Safdie Architects spent two years refurbishing the property in the 1960s concrete housing development – a famed example of brutalist architecture – to coincide with the building's 50th anniversary celebrations last year.
Known as Moshe Safdie's Unit, the updated two-storey property is located on the 10th floor and occupies several of the 354 stacked prefabricated concrete "boxes" that make up the building.
Among the 158 homes in the complex, the residence was intended as a home for the Israeli-Canadian architect but has been empty for years, which led to damage and disrepair.
The firm's renovation aimed to resolve these issues, in keeping with the original aesthetic at the time of completion, so that it can be used for scholarly research or public tours.
Additional upgrades bring the apartment in line with contemporary standards of sustainability and energy conservation, and protect it against weathering, although these features are intended to remain hidden.
Repairs were the made to the water-damaged concrete exterior of the residence's blocky form. Walls were stripped back to allow for new layers of insulation and waterproofing, which will allow the structure to better withstand Canada's cold and harsh winters.
Inside, restored wooden flooring runs throughout, with slender openings between boards to reduce the chance of the warping. Other woodwork in the property includes the doors and a rail that wraps around the staircase – all complemented by the bright white-painted walls.
Safdie Architects has fitted energy-efficient windows inside to match the existing large openings, which the firm's founder designed to offer views of the river and Montreal.
The kitchen cabinets and white bathroom mouldings are also returned to their original condition. In the kitchen, new appliances are hidden within the cabinetry.
Safdie's unit is punctuated by three terraces, including a pair that branch off from the main living area on the lower floor, and a third that slots between the bedroom volumes on the level above. Each is accessed by sliding glass doors that retract into the walls, and is covered in slatted wooden decking.
Last year marked 50 years since Habitat 67 was presented by Safdie at the 1967 World Expo in Montreal. The project, which kickstarted the architect's career, is now considered a key example of brutalist architecture – the controversial 20th-century style that has since come back into favour.
Safdie Architects is also working on an ongoing comprehensive restoration of the Habitat 67 exterior for its anniversary, while photographer James Brittain celebrated the occasion with images that offer a glimpse of day-to-day life inside the building.
A number of the inhabited residences have also recently undergone renovations. These include Canadian design studio EMarchitecture's redesign of a two-storey home, and a transformation led by Rainville Sangaré that includes showers with colour-changing screens.

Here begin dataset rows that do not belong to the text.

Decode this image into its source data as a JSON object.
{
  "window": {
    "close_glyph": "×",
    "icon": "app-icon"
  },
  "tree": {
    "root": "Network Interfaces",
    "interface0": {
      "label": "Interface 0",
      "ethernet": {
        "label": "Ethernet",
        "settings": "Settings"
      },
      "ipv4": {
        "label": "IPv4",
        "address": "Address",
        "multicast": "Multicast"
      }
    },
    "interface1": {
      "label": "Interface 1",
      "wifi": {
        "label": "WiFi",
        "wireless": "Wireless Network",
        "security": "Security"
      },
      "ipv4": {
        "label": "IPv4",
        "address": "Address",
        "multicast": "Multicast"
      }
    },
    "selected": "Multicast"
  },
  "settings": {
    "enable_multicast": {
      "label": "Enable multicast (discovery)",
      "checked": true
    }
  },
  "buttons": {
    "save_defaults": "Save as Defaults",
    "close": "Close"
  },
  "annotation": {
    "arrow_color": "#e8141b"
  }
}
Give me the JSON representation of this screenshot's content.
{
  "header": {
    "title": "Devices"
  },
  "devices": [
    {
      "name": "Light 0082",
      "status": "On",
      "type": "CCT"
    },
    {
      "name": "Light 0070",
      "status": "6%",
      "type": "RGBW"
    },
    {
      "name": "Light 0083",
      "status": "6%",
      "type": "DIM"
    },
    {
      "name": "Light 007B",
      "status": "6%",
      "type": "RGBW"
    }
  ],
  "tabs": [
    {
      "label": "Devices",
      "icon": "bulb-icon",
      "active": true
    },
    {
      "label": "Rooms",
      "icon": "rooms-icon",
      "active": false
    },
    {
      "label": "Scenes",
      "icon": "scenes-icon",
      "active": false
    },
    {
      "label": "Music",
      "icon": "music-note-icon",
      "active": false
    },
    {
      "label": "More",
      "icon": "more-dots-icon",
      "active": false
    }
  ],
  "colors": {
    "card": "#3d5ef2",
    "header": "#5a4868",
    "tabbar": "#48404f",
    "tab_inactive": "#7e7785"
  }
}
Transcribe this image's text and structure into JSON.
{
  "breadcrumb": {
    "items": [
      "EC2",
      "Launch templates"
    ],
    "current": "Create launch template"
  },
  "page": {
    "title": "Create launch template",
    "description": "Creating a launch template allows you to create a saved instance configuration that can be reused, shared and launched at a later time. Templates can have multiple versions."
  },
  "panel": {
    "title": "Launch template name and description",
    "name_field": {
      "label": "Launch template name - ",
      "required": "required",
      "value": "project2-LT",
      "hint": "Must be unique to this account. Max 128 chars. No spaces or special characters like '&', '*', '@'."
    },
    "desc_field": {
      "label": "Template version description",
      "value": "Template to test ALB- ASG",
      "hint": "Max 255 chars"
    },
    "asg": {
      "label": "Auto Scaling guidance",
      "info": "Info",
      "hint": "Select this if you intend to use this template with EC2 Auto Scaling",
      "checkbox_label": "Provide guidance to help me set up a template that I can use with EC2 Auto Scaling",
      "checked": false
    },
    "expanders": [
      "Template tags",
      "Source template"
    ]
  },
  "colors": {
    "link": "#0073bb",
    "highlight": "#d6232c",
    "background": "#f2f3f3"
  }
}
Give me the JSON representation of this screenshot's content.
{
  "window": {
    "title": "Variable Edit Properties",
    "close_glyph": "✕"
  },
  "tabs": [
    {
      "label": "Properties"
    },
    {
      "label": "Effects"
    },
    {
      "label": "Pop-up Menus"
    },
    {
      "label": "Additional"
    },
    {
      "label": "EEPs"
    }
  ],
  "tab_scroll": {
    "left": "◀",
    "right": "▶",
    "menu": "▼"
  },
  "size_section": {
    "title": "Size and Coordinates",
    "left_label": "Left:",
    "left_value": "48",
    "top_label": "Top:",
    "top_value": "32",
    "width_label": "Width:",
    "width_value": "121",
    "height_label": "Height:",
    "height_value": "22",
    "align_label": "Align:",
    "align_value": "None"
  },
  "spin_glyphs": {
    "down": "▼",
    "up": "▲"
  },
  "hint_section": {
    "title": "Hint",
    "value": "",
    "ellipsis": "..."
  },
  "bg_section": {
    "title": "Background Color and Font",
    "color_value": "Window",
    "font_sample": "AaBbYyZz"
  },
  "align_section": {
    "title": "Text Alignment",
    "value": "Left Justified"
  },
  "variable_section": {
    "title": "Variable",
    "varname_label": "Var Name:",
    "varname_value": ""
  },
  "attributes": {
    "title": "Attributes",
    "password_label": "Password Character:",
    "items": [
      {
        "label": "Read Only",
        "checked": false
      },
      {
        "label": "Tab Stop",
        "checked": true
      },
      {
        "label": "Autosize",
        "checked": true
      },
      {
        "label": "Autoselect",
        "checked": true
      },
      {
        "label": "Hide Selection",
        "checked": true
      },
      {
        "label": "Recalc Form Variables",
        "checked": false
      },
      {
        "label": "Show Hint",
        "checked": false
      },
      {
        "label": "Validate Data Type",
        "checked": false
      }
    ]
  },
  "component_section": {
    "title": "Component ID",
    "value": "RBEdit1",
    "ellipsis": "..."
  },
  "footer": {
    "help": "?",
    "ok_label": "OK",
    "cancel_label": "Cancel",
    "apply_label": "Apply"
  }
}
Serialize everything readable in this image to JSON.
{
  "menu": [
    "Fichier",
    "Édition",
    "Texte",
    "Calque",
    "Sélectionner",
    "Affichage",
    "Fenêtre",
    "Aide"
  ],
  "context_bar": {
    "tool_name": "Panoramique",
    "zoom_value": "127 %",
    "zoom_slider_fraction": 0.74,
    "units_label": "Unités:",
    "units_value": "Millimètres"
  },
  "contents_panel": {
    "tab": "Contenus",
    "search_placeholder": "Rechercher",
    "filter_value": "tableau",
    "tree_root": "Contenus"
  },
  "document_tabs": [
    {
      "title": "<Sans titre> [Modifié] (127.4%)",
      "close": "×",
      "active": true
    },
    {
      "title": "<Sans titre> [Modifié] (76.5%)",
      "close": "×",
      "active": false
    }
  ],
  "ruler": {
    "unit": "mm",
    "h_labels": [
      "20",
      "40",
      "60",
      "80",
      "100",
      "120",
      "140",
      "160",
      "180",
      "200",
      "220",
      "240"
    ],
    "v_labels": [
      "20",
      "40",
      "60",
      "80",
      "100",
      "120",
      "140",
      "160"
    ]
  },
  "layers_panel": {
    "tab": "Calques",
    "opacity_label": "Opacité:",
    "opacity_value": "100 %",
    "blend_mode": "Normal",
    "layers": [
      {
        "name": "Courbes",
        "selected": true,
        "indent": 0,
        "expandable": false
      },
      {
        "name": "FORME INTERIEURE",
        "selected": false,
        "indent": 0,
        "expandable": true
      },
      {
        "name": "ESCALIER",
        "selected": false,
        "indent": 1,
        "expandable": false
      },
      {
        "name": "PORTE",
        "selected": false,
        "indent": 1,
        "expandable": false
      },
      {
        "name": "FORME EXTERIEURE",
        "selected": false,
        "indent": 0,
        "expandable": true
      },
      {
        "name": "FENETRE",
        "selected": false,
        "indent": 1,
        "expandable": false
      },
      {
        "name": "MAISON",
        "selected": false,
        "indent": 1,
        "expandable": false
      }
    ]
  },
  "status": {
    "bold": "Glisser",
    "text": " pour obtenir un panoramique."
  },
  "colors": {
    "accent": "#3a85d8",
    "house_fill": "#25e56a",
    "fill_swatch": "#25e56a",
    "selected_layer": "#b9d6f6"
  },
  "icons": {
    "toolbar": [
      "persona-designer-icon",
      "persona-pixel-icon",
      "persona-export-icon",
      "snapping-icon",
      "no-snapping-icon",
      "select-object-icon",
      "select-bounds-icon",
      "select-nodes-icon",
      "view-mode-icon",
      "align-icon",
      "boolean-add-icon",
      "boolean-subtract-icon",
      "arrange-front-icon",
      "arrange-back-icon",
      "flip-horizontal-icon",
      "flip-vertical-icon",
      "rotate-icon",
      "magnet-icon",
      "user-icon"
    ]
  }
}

Photography is by Marc Cramer and Thomas Miau.
Project team: Sean Scensor, Matt Longo, Reihaneh Ramezany,
Collaborators: Ghislain Bélanger, local architect
Contractor: Fairmont Construction